Chelsea manager Jose Mourinho revealed he 'smelt defeat' before making game-changing substitutions which saw his side go on to beat Norwich 3-1 in their Barclays Premier League clash at Carrow Road.
The Blues - who made the 120-mile journey to Norfolk by plane on Saturday - had got off to a flying start when Oscar put the visitors into a fourth-minute lead after Demba Ba's lay-off from a Frank Lampard through ball.
However, instead of pressing on to take command of the game, Chelsea failed to make the most of their positive opening as Norwich, fighting for points at the other end of the table, responded after the break, and when Ba scuffed his shot in front of an empty net, the hosts were level through Anthony Pilkington, who earlier might have earned a penalty after being tripped by Ramires.
After the introduction of Eden Hazard and Willian, Norwich saw all of their hard work undone when a poor back-header was seized on by the Belgian, who squeezed the ball under England goalkeeper John Ruddy before the Brazilian midfielder cracked in a superb angled drive to finally put the result beyond doubt.
Mourinho said: "During the game I am not nervous. I have feelings. I smell things, and when that easy goal (from Ba) was missed, I had a smell that they would score a goal.
"That is why I had Eden warming up at 1-0 because I smelled that.
"We could have won or lost it at 1-1 because we, at that moment, didn't want a point.
"If they had scored a second goal, we would probably lose, but we are trying to be top.
"After a point at Spurs, a point here would have been a bad result for us, so we tried to win it."
Mourinho felt he had to do something to try to turn the game back in his side's favour, with Norwich dominating for long spells in the second half.

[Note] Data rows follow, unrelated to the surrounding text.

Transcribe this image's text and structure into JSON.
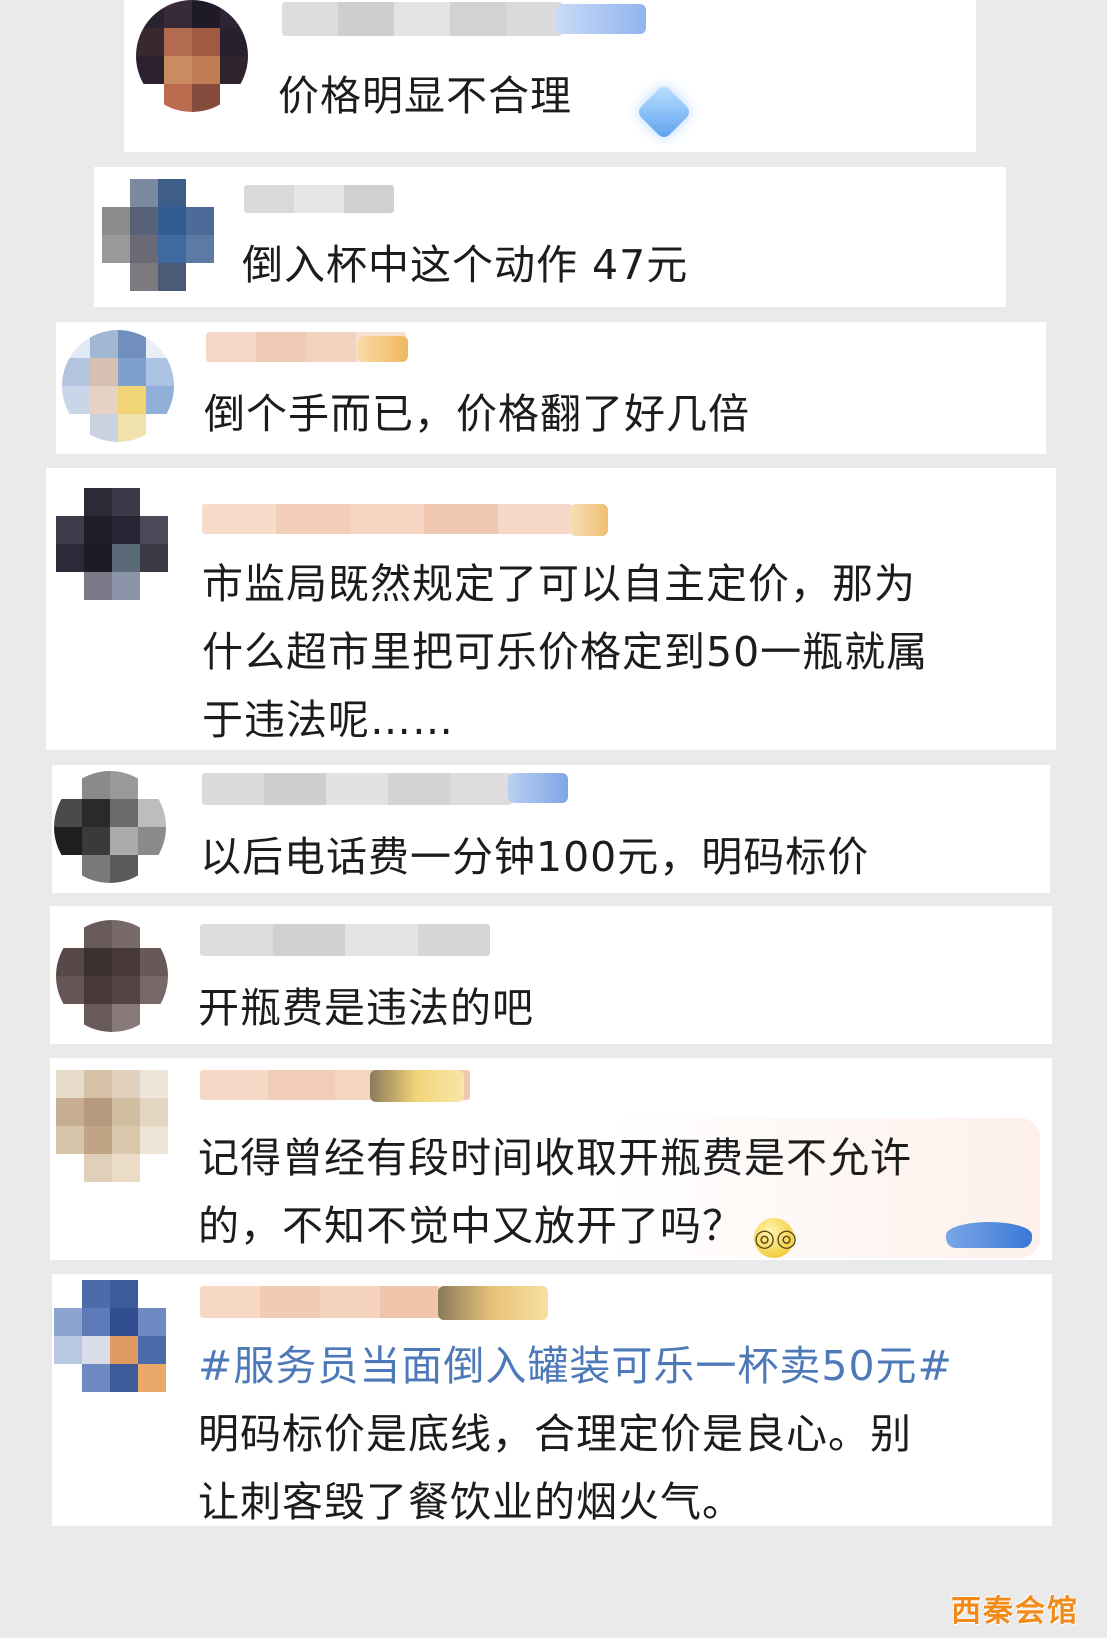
{
  "comments": [
    {
      "text_lines": [
        "价格明显不合理"
      ]
    },
    {
      "text_lines": [
        "倒入杯中这个动作 47元"
      ]
    },
    {
      "text_lines": [
        "倒个手而已，价格翻了好几倍"
      ]
    },
    {
      "text_lines": [
        "市监局既然规定了可以自主定价，那为",
        "什么超市里把可乐价格定到50一瓶就属",
        "于违法呢……"
      ]
    },
    {
      "text_lines": [
        "以后电话费一分钟100元，明码标价"
      ]
    },
    {
      "text_lines": [
        "开瓶费是违法的吧"
      ]
    },
    {
      "text_lines": [
        "记得曾经有段时间收取开瓶费是不允许",
        "的，不知不觉中又放开了吗？"
      ],
      "emoji": "glasses-emoji"
    },
    {
      "hashtag": "#服务员当面倒入罐装可乐一杯卖50元#",
      "text_lines": [
        "明码标价是底线，合理定价是良心。别",
        "让刺客毁了餐饮业的烟火气。"
      ]
    }
  ],
  "watermark": "西秦会馆",
  "colors": {
    "accent_link": "#4e79b9",
    "watermark": "#f28a1a",
    "background": "#eaeaea"
  },
  "icons": [
    "diamond-badge-icon",
    "fan-badge-icon",
    "glasses-emoji-icon",
    "whale-decoration-icon"
  ]
}
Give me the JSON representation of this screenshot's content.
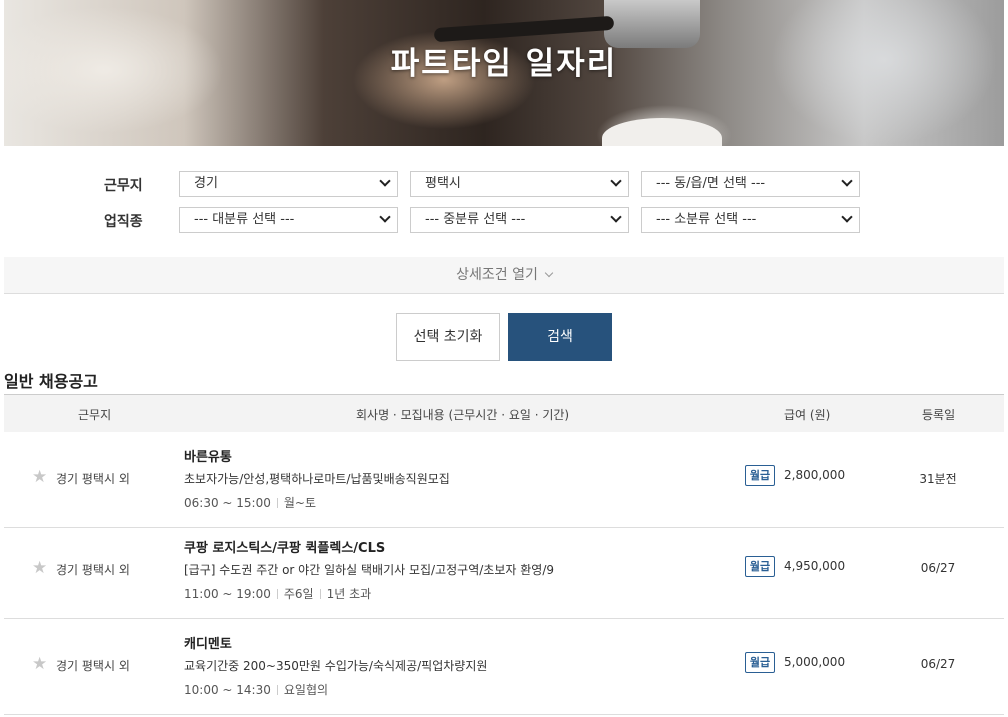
{
  "hero": {
    "title": "파트타임 일자리"
  },
  "filters": {
    "location_label": "근무지",
    "location": [
      "경기",
      "평택시",
      "--- 동/읍/면 선택 ---"
    ],
    "job_label": "업직종",
    "job": [
      "--- 대분류 선택 ---",
      "--- 중분류 선택 ---",
      "--- 소분류 선택 ---"
    ]
  },
  "detail_toggle": "상세조건 열기",
  "buttons": {
    "reset": "선택 초기화",
    "search": "검색"
  },
  "section_title": "일반 채용공고",
  "table": {
    "headers": [
      "근무지",
      "회사명 · 모집내용 (근무시간 · 요일 · 기간)",
      "급여 (원)",
      "등록일"
    ],
    "rows": [
      {
        "location": "경기 평택시 외",
        "company": "바른유통",
        "description": "초보자가능/안성,평택하나로마트/납품및배송직원모집",
        "time": "06:30 ~ 15:00",
        "days": "월~토",
        "period": "",
        "pay_type": "월급",
        "amount": "2,800,000",
        "date": "31분전"
      },
      {
        "location": "경기 평택시 외",
        "company": "쿠팡 로지스틱스/쿠팡 퀵플렉스/CLS",
        "description": "[급구] 수도권 주간 or 야간 일하실 택배기사 모집/고정구역/초보자 환영/9",
        "time": "11:00 ~ 19:00",
        "days": "주6일",
        "period": "1년 초과",
        "pay_type": "월급",
        "amount": "4,950,000",
        "date": "06/27"
      },
      {
        "location": "경기 평택시 외",
        "company": "캐디멘토",
        "description": "교육기간중 200~350만원 수입가능/숙식제공/픽업차량지원",
        "time": "10:00 ~ 14:30",
        "days": "요일협의",
        "period": "",
        "pay_type": "월급",
        "amount": "5,000,000",
        "date": "06/27"
      }
    ]
  },
  "icons": {
    "favorite": "star-icon",
    "dropdown": "chevron-down-icon"
  }
}
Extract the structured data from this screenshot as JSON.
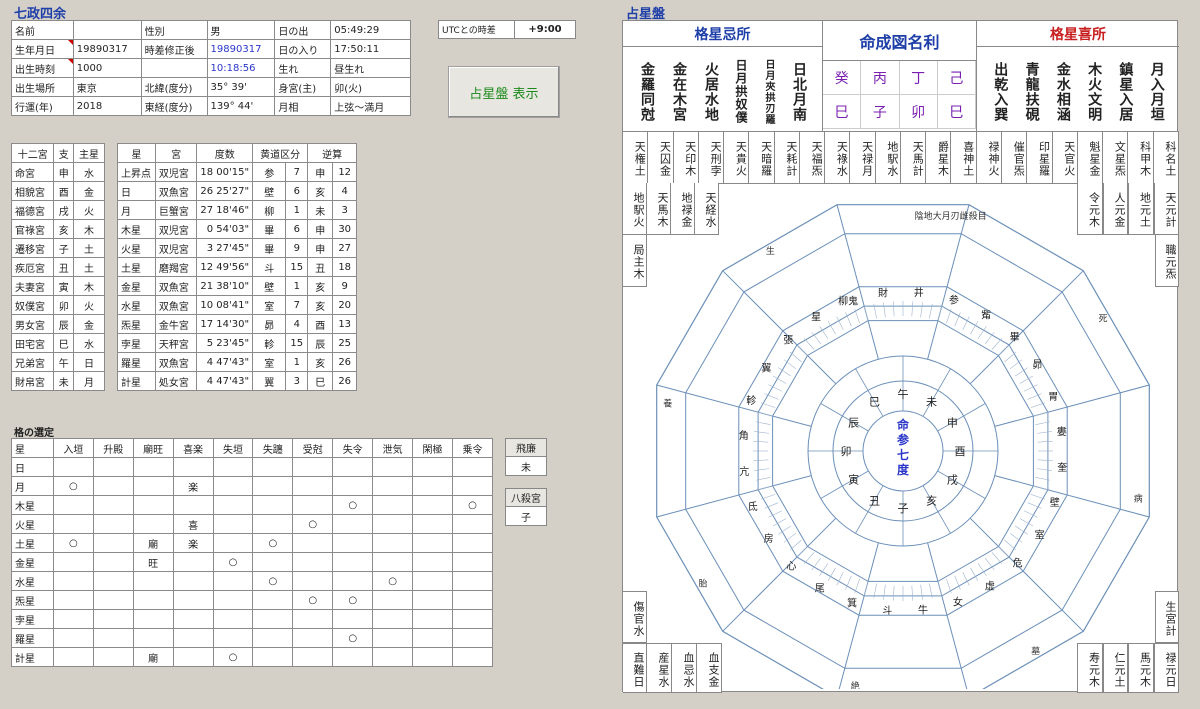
{
  "app_title": "七政四余",
  "basic": {
    "rows": [
      [
        "名前",
        "",
        "性別",
        "男",
        "日の出",
        "05:49:29"
      ],
      [
        "生年月日",
        "19890317",
        "時差修正後",
        "19890317",
        "日の入り",
        "17:50:11"
      ],
      [
        "出生時刻",
        "1000",
        "",
        "10:18:56",
        "生れ",
        "昼生れ"
      ],
      [
        "出生場所",
        "東京",
        "北緯(度分)",
        "35° 39'",
        "身宮(主)",
        "卯(火)"
      ],
      [
        "行運(年)",
        "2018",
        "東経(度分)",
        "139° 44'",
        "月相",
        "上弦～満月"
      ]
    ]
  },
  "utc": {
    "label": "UTCとの時差",
    "value": "+9:00"
  },
  "show_button": "占星盤 表示",
  "palace_table": {
    "headers": [
      "十二宮",
      "支",
      "主星"
    ],
    "rows": [
      [
        "命宮",
        "申",
        "水"
      ],
      [
        "相貌宮",
        "酉",
        "金"
      ],
      [
        "福德宮",
        "戌",
        "火"
      ],
      [
        "官祿宮",
        "亥",
        "木"
      ],
      [
        "遷移宮",
        "子",
        "土"
      ],
      [
        "疾厄宮",
        "丑",
        "土"
      ],
      [
        "夫妻宮",
        "寅",
        "木"
      ],
      [
        "奴僕宮",
        "卯",
        "火"
      ],
      [
        "男女宮",
        "辰",
        "金"
      ],
      [
        "田宅宮",
        "巳",
        "水"
      ],
      [
        "兄弟宮",
        "午",
        "日"
      ],
      [
        "財帛宮",
        "未",
        "月"
      ]
    ]
  },
  "star_table": {
    "headers": [
      "星",
      "宮",
      "度数",
      "黄道区分",
      "",
      "逆算",
      ""
    ],
    "rows": [
      [
        "上昇点",
        "双児宮",
        "18 00'15\"",
        "参",
        "7",
        "申",
        "12"
      ],
      [
        "日",
        "双魚宮",
        "26 25'27\"",
        "壁",
        "6",
        "亥",
        "4"
      ],
      [
        "月",
        "巨蟹宮",
        "27 18'46\"",
        "柳",
        "1",
        "未",
        "3"
      ],
      [
        "木星",
        "双児宮",
        "0 54'03\"",
        "畢",
        "6",
        "申",
        "30"
      ],
      [
        "火星",
        "双児宮",
        "3 27'45\"",
        "畢",
        "9",
        "申",
        "27"
      ],
      [
        "土星",
        "磨羯宮",
        "12 49'56\"",
        "斗",
        "15",
        "丑",
        "18"
      ],
      [
        "金星",
        "双魚宮",
        "21 38'10\"",
        "壁",
        "1",
        "亥",
        "9"
      ],
      [
        "水星",
        "双魚宮",
        "10 08'41\"",
        "室",
        "7",
        "亥",
        "20"
      ],
      [
        "炁星",
        "金牛宮",
        "17 14'30\"",
        "昴",
        "4",
        "酉",
        "13"
      ],
      [
        "孛星",
        "天秤宮",
        "5 23'45\"",
        "軫",
        "15",
        "辰",
        "25"
      ],
      [
        "羅星",
        "双魚宮",
        "4 47'43\"",
        "室",
        "1",
        "亥",
        "26"
      ],
      [
        "計星",
        "処女宮",
        "4 47'43\"",
        "翼",
        "3",
        "巳",
        "26"
      ]
    ]
  },
  "kaku": {
    "title": "格の選定",
    "headers": [
      "星",
      "入垣",
      "升殿",
      "廟旺",
      "喜楽",
      "失垣",
      "失躔",
      "受尅",
      "失令",
      "泄気",
      "閑極",
      "乗令"
    ],
    "rows": [
      [
        "日",
        "",
        "",
        "",
        "",
        "",
        "",
        "",
        "",
        "",
        "",
        ""
      ],
      [
        "月",
        "○",
        "",
        "",
        "楽",
        "",
        "",
        "",
        "",
        "",
        "",
        ""
      ],
      [
        "木星",
        "",
        "",
        "",
        "",
        "",
        "",
        "",
        "○",
        "",
        "",
        "○"
      ],
      [
        "火星",
        "",
        "",
        "",
        "喜",
        "",
        "",
        "○",
        "",
        "",
        "",
        ""
      ],
      [
        "土星",
        "○",
        "",
        "廟",
        "楽",
        "",
        "○",
        "",
        "",
        "",
        "",
        ""
      ],
      [
        "金星",
        "",
        "",
        "旺",
        "",
        "○",
        "",
        "",
        "",
        "",
        "",
        ""
      ],
      [
        "水星",
        "",
        "",
        "",
        "",
        "",
        "○",
        "",
        "",
        "○",
        "",
        ""
      ],
      [
        "炁星",
        "",
        "",
        "",
        "",
        "",
        "",
        "○",
        "○",
        "",
        "",
        ""
      ],
      [
        "孛星",
        "",
        "",
        "",
        "",
        "",
        "",
        "",
        "",
        "",
        "",
        ""
      ],
      [
        "羅星",
        "",
        "",
        "",
        "",
        "",
        "",
        "",
        "○",
        "",
        "",
        ""
      ],
      [
        "計星",
        "",
        "",
        "廟",
        "",
        "○",
        "",
        "",
        "",
        "",
        "",
        ""
      ]
    ],
    "hirentou": {
      "label": "飛廉",
      "value": "未"
    },
    "hassatsu": {
      "label": "八殺宮",
      "value": "子"
    }
  },
  "chart": {
    "title": "占星盤",
    "left_header": "格星忌所",
    "center_header": "命成図名利",
    "right_header": "格星喜所",
    "left_cols": [
      "金羅同尅",
      "金在木宮",
      "火居水地",
      "日月拱奴僕",
      "日月夾拱刃羅",
      "日北月南"
    ],
    "right_cols": [
      "出乾入巽",
      "青龍扶硯",
      "金水相涵",
      "木火文明",
      "鎮星入居",
      "月入月垣"
    ],
    "center_top": [
      "癸",
      "丙",
      "丁",
      "己"
    ],
    "center_bottom": [
      "巳",
      "子",
      "卯",
      "巳"
    ],
    "top_row": [
      "天権土",
      "天囚金",
      "天印木",
      "天刑孛",
      "天貴火",
      "天暗羅",
      "天耗計",
      "天福炁",
      "天祿水",
      "天禄月",
      "地駅水",
      "天馬計",
      "爵星木",
      "喜神土",
      "禄神火",
      "催官炁",
      "印星羅",
      "天官火",
      "魁星金",
      "文星炁",
      "科甲木",
      "科名土"
    ],
    "left_side": [
      "地駅火",
      "天馬木",
      "地禄金",
      "天経水",
      "局主木"
    ],
    "right_side": [
      "令元木",
      "人元金",
      "地元土",
      "天元計",
      "職元炁"
    ],
    "bottom_left": [
      "傷官水",
      "直難日",
      "産星水",
      "血忌水",
      "血支金"
    ],
    "bottom_right": [
      "生宮計",
      "寿元木",
      "仁元土",
      "馬元木",
      "禄元日"
    ],
    "center_text": "命参七度",
    "inner_ring": [
      "午",
      "未",
      "申",
      "酉",
      "戌",
      "亥",
      "子",
      "丑",
      "寅",
      "卯",
      "辰",
      "巳"
    ],
    "mid_labels": [
      "柳鬼",
      "財",
      "井",
      "参",
      "觜",
      "畢",
      "昴",
      "胃",
      "婁",
      "奎",
      "壁",
      "室",
      "危",
      "虚",
      "女",
      "牛",
      "斗",
      "箕",
      "尾",
      "心",
      "房",
      "氐",
      "亢",
      "角",
      "軫",
      "翼",
      "張",
      "星"
    ],
    "outer_notes": [
      "陰地大月刃雌殺目",
      "死",
      "病",
      "墓",
      "絶",
      "胎",
      "養",
      "生"
    ]
  }
}
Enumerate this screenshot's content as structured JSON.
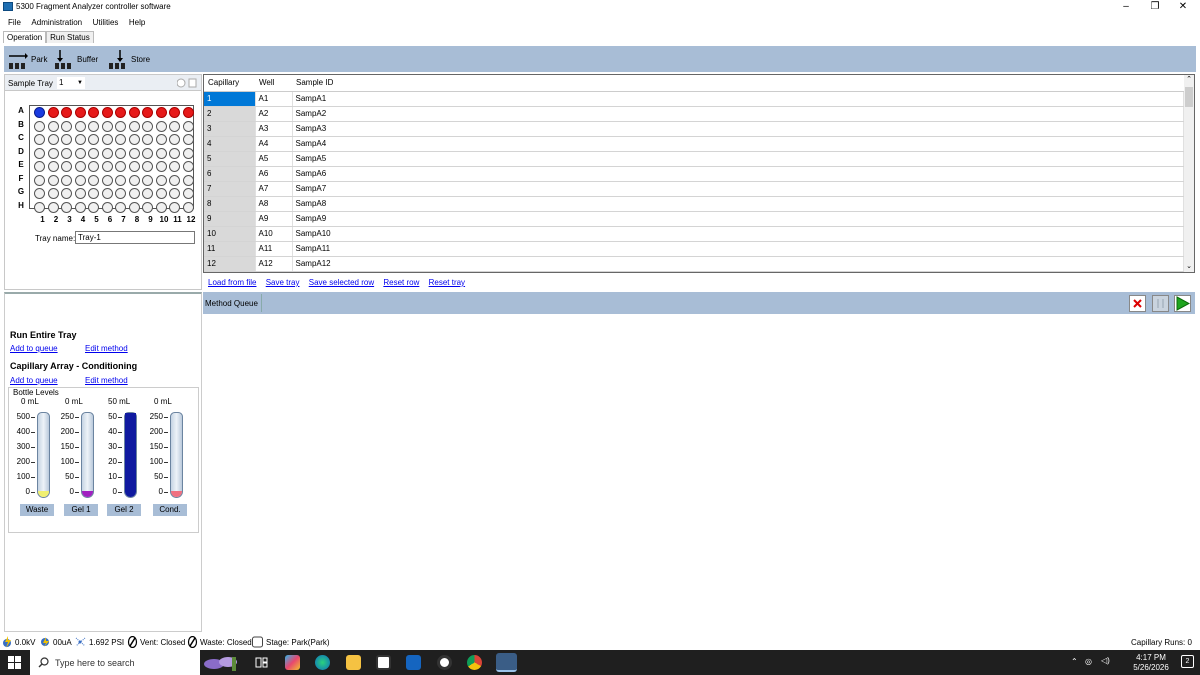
{
  "window": {
    "title": "5300 Fragment Analyzer controller software",
    "minimize": "–",
    "restore": "❐",
    "close": "✕"
  },
  "menu": [
    "File",
    "Administration",
    "Utilities",
    "Help"
  ],
  "tabs": [
    {
      "label": "Operation",
      "active": true
    },
    {
      "label": "Run Status",
      "active": false
    }
  ],
  "toolbar": {
    "park": "Park",
    "buffer": "Buffer",
    "store": "Store"
  },
  "tray": {
    "label": "Sample Tray",
    "selected": "1",
    "rows": [
      "A",
      "B",
      "C",
      "D",
      "E",
      "F",
      "G",
      "H"
    ],
    "cols": [
      "1",
      "2",
      "3",
      "4",
      "5",
      "6",
      "7",
      "8",
      "9",
      "10",
      "11",
      "12"
    ],
    "row_a_state": [
      "blue",
      "red",
      "red",
      "red",
      "red",
      "red",
      "red",
      "red",
      "red",
      "red",
      "red",
      "red"
    ],
    "tray_name_label": "Tray name:",
    "tray_name_value": "Tray-1"
  },
  "sample_table": {
    "headers": [
      "Capillary",
      "Well",
      "Sample ID"
    ],
    "rows": [
      [
        "1",
        "A1",
        "SampA1"
      ],
      [
        "2",
        "A2",
        "SampA2"
      ],
      [
        "3",
        "A3",
        "SampA3"
      ],
      [
        "4",
        "A4",
        "SampA4"
      ],
      [
        "5",
        "A5",
        "SampA5"
      ],
      [
        "6",
        "A6",
        "SampA6"
      ],
      [
        "7",
        "A7",
        "SampA7"
      ],
      [
        "8",
        "A8",
        "SampA8"
      ],
      [
        "9",
        "A9",
        "SampA9"
      ],
      [
        "10",
        "A10",
        "SampA10"
      ],
      [
        "11",
        "A11",
        "SampA11"
      ],
      [
        "12",
        "A12",
        "SampA12"
      ]
    ],
    "selected_row": 0
  },
  "table_links": [
    "Load from file",
    "Save tray",
    "Save selected row",
    "Reset row",
    "Reset tray"
  ],
  "method_queue": {
    "label": "Method Queue"
  },
  "methods": {
    "run_entire_tray": "Run Entire Tray",
    "capillary_conditioning": "Capillary Array - Conditioning",
    "add_to_queue": "Add to queue",
    "edit_method": "Edit method"
  },
  "bottles": {
    "title": "Bottle Levels",
    "items": [
      {
        "name": "Waste",
        "level": "0 mL",
        "ticks": [
          "500",
          "400",
          "300",
          "200",
          "100",
          "0"
        ],
        "fill": 0.04,
        "color": "#f0f070"
      },
      {
        "name": "Gel 1",
        "level": "0 mL",
        "ticks": [
          "250",
          "200",
          "150",
          "100",
          "50",
          "0"
        ],
        "fill": 0.04,
        "color": "#a020c0"
      },
      {
        "name": "Gel 2",
        "level": "50 mL",
        "ticks": [
          "50",
          "40",
          "30",
          "20",
          "10",
          "0"
        ],
        "fill": 1.0,
        "color": "#101aa0"
      },
      {
        "name": "Cond.",
        "level": "0 mL",
        "ticks": [
          "250",
          "200",
          "150",
          "100",
          "50",
          "0"
        ],
        "fill": 0.04,
        "color": "#f07080"
      }
    ]
  },
  "status": {
    "voltage": "0.0kV",
    "current": "00uA",
    "pressure": "1.692 PSI",
    "vent": "Vent: Closed",
    "waste": "Waste: Closed",
    "stage": "Stage: Park(Park)",
    "capillary_runs": "Capillary Runs: 0"
  },
  "taskbar": {
    "search_placeholder": "Type here to search",
    "time": "4:17 PM",
    "date": "5/26/2026",
    "notifications": "2"
  }
}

"They come on and they change the game, the manager did very well. If they come on and make it worse, it's a very bad decision by the manager. It is their responsibility," the Blues boss said.
"The situation had become difficult at 1-1. We all knew that a point here would be a bad result for us, but I think the team - not just the boys who came on - coped well with the pressure and, without totally losing the balance, we could gamble and risk a bit to try and bring something different to the game to see if Norwich could cope."
Mourinho acknowledged Norwich had pushed his side, using the strengths of a squad assembled at a fraction of the cost of his own.
"It was very British in the sense of the emotion," he said. "You could feel the crowd waiting for moments of emotion. They were winning a corner and the emotion was coming into the game. They put a long ball in the box to (Ricky) van Wolfswinkel and the noise was pressing for the second man arriving in the box. It is their style adapted to the players' profile.
"They have this. I don't have, so I have to go with what I had. I had to put Eden and Willian, all three on, two quick strikers with Eden and (Samuel) Eto'o. We go with what we have."
Mourinho feels there is nothing wrong with playing to your strengths.
He added: "I think that if you try to play like other people do, and you have no players for that, you are very stupid.
"I won the league in Spain with 100 points and my team were not playing like Barcelona were. If you try to play like someone else does, you never reach their level.
"You have to try and be the best to the style of your players. That's very simple.
"When I say to (Branislav) Ivanovic: 'Don't make an early cross because (Didier) Drogba is not there,' I know what I'm saying. He'd be crossing for what? Why would you want to play like another team? Don't try to be clever because you'll become stupid."
Norwich manager Chris Hughton was disappointed his side were not able to close out the final 20 minutes to secure what would have been a hard-earned point at the least.
He said: "I generally felt, on the balance of play after conceding a poor goal so early and giving them that momentum, we couldn't have asked for any more effort and determination.
"It was their second goal which hurt us. It came from our corner and we were set up very well, but their power and pace on the counter-attack got the better of us, then at 2-1 it became very difficult for us.
"You have to hold your hand up sometimes: the strike for the third goal, they have that kind of quality."
Hughton felt his side should have been given a spot-kick when Pilkington was tripped by Ramires.
"Anthony gets to the ball first, and with Ramires' action, then he ends up going over. Generally that is a penalty, but it is disappointment.
"Still, the players put in a really good effort. Our supporters appreciated what they did and I felt we deserved to get more."